"There is nothing I would not do for those who are really my friends. I have no notion of loving people by halves; it is not my nature." - Jane AustenThis quotation describes me to a T.
Pictured is my friend Emma* whom I've written about before. This photo is from a mall on one of our "meet ya halfway" trips to see each other one of the summers I lived on the other side of the state while my husband began his new job, wherever he was at the time. She is my very best friend, and whenever we can we meet each other halfway. It's been that way since college days.
Having a friend who always gives to us can be great. Having a friend who gives, and to whom we can give, is even better. But having to be the one who gives all the time, over and over again, can be so very tiring. It's exhausting emotionally and spiritually, isn't it? In my own best and longest-lasting friendships, it's been a lot of give and take. Sometimes, though, it feels imbalanced. And that's when I check my feelings for the truth.
On my very first introductory post, someone wrote a comment that she felt imbalance in her friendships. I can identify. Emma and I have this joke that we both can't be going through a rough patch at the same time, or else we're in trouble! When we were a threesome (and we have been in with different other ladies over the past 30-plus years we've known each other), we say that we hope if she and I are both having difficult days, that our third person is able to be positive for the two of us!
This brings to mind the verses from Ecclesiastes 4:9-12:
Two people are better off than one, for they can help each other succeed.
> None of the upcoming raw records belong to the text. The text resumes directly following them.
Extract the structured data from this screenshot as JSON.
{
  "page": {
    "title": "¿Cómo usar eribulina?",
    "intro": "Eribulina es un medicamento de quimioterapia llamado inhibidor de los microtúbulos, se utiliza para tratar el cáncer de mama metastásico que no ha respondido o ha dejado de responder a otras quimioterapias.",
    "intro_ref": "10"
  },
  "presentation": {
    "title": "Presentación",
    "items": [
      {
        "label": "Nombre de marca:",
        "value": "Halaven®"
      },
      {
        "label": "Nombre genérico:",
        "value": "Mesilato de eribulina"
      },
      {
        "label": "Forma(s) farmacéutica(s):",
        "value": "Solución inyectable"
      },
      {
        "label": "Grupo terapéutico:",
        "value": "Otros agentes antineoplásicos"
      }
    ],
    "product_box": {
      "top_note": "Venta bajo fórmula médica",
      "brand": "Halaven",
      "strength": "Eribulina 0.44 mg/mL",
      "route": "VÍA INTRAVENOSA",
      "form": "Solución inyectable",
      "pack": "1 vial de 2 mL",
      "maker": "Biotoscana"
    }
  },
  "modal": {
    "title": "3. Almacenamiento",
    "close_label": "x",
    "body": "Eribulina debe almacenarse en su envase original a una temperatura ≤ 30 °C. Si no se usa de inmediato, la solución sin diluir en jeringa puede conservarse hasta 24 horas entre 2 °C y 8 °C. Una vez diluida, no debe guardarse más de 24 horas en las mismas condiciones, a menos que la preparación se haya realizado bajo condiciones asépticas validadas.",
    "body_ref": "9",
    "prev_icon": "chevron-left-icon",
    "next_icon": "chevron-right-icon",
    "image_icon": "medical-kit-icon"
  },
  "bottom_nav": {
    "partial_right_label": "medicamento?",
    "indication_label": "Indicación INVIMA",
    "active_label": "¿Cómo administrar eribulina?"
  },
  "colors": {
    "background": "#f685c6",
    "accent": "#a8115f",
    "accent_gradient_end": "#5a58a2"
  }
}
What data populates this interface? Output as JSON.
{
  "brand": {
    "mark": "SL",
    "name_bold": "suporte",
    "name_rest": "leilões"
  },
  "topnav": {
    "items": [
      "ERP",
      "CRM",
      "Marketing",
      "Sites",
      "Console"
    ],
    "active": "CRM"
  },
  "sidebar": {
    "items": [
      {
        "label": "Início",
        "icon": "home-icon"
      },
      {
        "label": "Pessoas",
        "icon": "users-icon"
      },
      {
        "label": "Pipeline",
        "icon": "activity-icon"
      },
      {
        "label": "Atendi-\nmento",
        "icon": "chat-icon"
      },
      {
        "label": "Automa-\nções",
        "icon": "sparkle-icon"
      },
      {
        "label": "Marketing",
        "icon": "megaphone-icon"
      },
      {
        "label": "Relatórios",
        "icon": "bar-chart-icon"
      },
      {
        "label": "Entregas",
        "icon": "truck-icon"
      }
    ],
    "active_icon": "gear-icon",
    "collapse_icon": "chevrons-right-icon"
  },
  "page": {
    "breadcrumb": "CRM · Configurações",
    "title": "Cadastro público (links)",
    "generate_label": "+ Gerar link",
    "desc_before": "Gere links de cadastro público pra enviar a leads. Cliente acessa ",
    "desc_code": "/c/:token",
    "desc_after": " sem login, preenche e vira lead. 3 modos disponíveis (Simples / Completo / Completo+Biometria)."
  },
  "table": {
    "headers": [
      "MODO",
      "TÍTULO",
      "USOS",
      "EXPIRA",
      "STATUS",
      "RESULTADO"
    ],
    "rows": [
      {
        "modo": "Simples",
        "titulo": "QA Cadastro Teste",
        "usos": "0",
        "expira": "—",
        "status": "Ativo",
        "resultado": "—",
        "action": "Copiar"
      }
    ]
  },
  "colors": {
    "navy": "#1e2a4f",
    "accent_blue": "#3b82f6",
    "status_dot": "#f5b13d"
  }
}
If one person falls, the other can reach out and help. But someone who falls alone is in real trouble. Likewise, two people lying close together can keep each other warm. But how can one be warm alone? A person standing alone can be attacked and defeated, but two can stand back-to-back and conquer. Three are even better, for a triple-braided cord is not easily broken.
So what do you do if you're the one constantly giving, giving, giving--or you feel that way? First, pray about it. Then, I would suggest that you stop and think about it as objectively as you can. (This can be difficult if you're feeling hurt or emotional.) Is it true that you're always the one giving, or does it just feel like it? Sometimes our feelings are deceiving--and that is saying a lot from someone who really does go with her gut quite often. Try and keep track in your journal, or make a note in your planner, each time you contact your friend. This will give you a visual to see if it really is one-sided. If so, I'd suggest pulling back a bit from that friendship and again, keep track of it. Not that you're keeping evidence against the person; you're merely tracking if your emotions are an accurate assessment of the situation. If you indeed are the only one keeping the friendship going, you could talk to the friend. If the friendship isn't healthy, I suggest pulling back and see what happens. Sometimes, the friendship will revive. Sometimes, it will fade away. Only time will tell.
And sometimes, life throws some wild pitches. During those really hard times, there will indeed be an imbalance. But if it's a true friendship, it will even out eventually. I firmly believe that.
* Name has been changed. I'm using Austenian pseudonyms for this series. Emma Woodhouse from Jane Austen's Emma is one of my favorites. Not that this particular friend has tried to regulate my life as Emma did with Harriet, but you know, favorite friends get favorite Austen names.
To read the introductory post for this #write31days series, click here.